Lines below that include "attached" are the answer; copy each one.

========================

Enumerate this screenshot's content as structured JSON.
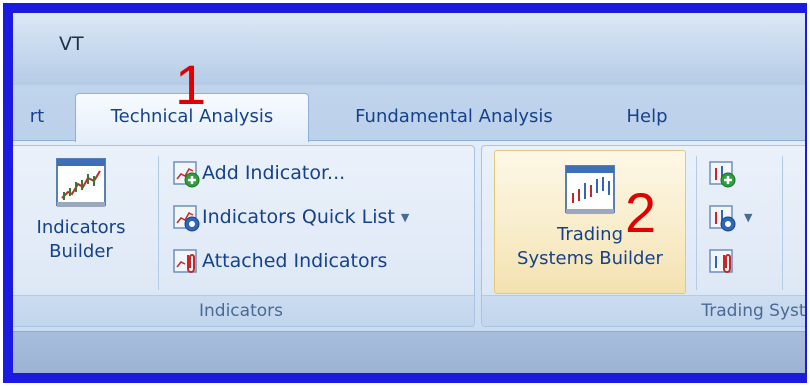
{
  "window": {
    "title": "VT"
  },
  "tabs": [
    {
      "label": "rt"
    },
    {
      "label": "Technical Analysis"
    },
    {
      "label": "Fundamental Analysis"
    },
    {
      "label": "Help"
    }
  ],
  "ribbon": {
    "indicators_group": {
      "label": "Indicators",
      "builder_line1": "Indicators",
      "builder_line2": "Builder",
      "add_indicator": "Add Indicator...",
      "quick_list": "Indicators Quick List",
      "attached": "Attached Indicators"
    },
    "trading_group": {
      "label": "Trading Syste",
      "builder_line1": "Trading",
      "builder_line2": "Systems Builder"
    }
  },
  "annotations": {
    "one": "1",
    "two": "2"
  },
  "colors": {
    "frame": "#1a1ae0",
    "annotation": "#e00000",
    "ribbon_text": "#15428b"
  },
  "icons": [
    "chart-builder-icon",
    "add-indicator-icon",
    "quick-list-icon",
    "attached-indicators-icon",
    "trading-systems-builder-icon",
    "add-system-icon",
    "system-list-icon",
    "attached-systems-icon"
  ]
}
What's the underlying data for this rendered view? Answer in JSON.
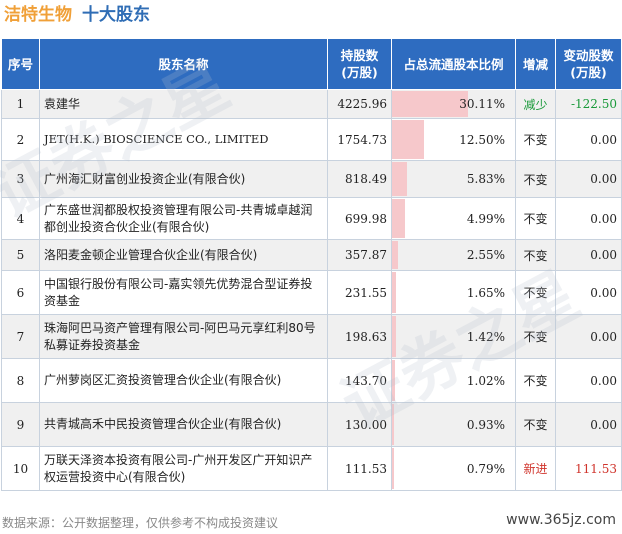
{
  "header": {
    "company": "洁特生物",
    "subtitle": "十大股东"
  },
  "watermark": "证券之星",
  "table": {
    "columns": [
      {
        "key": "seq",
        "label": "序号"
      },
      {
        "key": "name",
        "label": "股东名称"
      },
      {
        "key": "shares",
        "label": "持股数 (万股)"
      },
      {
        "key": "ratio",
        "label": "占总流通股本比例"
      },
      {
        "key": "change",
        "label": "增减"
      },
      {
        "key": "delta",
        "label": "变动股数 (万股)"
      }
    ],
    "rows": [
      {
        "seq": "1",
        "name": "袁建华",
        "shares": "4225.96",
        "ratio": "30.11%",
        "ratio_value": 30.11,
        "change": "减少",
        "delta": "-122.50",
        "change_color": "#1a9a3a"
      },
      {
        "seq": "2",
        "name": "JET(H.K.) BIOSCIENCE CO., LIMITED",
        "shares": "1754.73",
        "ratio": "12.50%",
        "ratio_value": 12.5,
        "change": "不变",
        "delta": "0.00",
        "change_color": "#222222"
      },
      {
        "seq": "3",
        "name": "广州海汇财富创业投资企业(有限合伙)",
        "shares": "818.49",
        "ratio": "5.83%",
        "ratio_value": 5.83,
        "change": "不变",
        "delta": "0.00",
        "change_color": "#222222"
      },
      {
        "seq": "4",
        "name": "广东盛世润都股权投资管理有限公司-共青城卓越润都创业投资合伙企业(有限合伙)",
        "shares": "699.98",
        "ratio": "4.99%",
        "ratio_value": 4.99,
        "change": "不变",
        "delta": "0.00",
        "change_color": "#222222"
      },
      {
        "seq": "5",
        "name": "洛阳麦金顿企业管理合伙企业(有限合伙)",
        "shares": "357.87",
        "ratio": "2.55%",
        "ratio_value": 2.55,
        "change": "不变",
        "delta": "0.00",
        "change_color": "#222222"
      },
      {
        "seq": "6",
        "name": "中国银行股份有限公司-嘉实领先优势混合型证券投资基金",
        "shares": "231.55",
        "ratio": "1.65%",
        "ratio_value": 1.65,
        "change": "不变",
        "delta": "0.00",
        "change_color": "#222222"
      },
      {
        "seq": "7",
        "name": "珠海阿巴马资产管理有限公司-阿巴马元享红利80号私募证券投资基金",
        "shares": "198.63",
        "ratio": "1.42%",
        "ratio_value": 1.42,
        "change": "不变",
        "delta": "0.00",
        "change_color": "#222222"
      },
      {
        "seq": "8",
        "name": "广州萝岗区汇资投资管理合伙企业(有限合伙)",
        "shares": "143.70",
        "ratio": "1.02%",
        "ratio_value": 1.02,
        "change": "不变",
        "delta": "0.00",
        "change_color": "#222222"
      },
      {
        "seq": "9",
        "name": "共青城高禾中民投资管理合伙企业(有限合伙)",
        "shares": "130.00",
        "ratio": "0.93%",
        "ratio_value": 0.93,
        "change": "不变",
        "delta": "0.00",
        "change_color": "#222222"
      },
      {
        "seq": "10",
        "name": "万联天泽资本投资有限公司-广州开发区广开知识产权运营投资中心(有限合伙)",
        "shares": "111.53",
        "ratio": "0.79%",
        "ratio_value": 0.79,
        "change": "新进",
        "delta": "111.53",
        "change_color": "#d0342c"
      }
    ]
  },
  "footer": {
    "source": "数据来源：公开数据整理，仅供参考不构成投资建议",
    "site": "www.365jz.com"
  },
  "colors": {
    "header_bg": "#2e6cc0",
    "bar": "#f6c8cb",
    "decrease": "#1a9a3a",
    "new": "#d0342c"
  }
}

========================

> **RESULT OF THE TASK**:
      "attached": "Attached Indicators"
    "attached-indicators-icon",
    "attached-systems-icon"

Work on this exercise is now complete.